[ii] Following the example by Mr John Ryan who recently built a U-shaped walk-in plaza with eleven  business units on a half-acre site in Brades, we should use modular construction technologies to rapidly create small business plazas that can house the small businesses of Salem and Environs. A similar plaza could accommodate one or more evacuated schools.
[iii] A similar approach could create small cottage estates, which could serve as housing with dignity for evacuees. (If one were built right away, it could house a significant fraction of the currently expected evacuees, and would show a commitment that would discourage evacuees from simply abandoning the island. A further major flight from the island would have devastating social and economic impacts, as would a forced exodus of the many Caricom Nationals who have joined our workforce in recent years.]
[iv] There is enough land available in the North that targetted farming areas could be developed for the evacuated farmers of Salem.
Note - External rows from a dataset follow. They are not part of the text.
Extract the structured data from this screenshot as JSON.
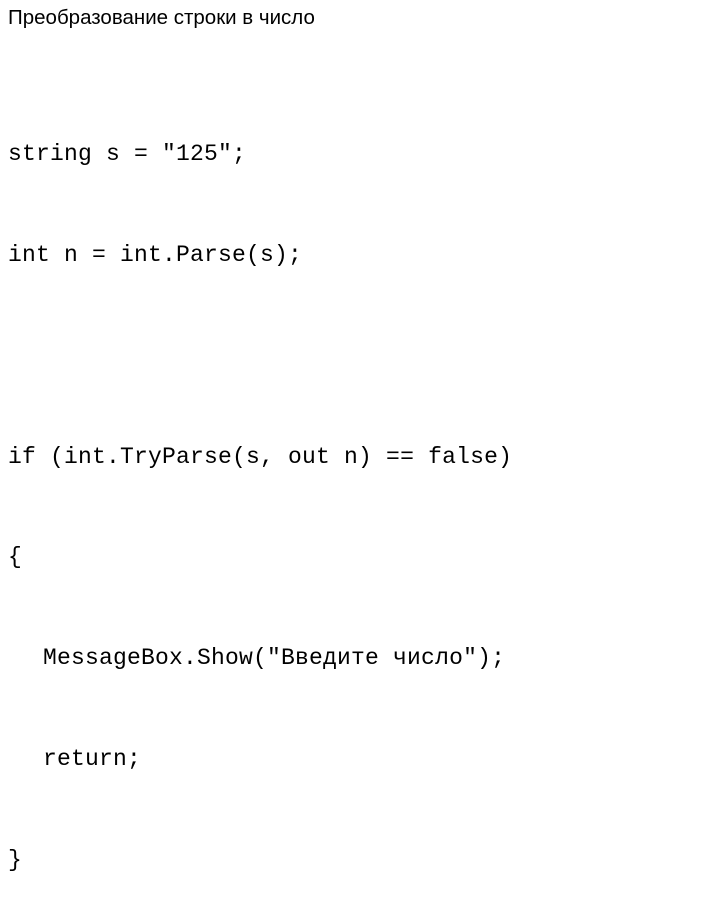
{
  "slide": {
    "title": "Преобразование строки в число",
    "code_lines": [
      {
        "text": "string s = \"125\";",
        "indent": 0
      },
      {
        "text": "int n = int.Parse(s);",
        "indent": 0
      },
      {
        "text": "",
        "indent": 0
      },
      {
        "text": "if (int.TryParse(s, out n) == false)",
        "indent": 0
      },
      {
        "text": "{",
        "indent": 0
      },
      {
        "text": "MessageBox.Show(\"Введите число\");",
        "indent": 1
      },
      {
        "text": "return;",
        "indent": 1
      },
      {
        "text": "}",
        "indent": 0
      }
    ]
  }
}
This would avert one of the acknowledged contributory factors to the deaths in 1997.
c] Public Policy and Public Relations: We should immediately and decisively move to a franker, more transparent, more accountable approach to managing volcanic hazards. The use of robust, scenario-based planning, and the Okada model for transparency with the public should be major planks of this change of approach.
Of course, many other ideas can be put into the mix. The above are just a few starters for a frank, serious discussion on how we as a community can work together to build a sustainable future as we continue to live with an active, andesitic (thus, explosive) island-arc volcano.
So, let us now face the truth together, so that we can build soundly and sustainably on it. END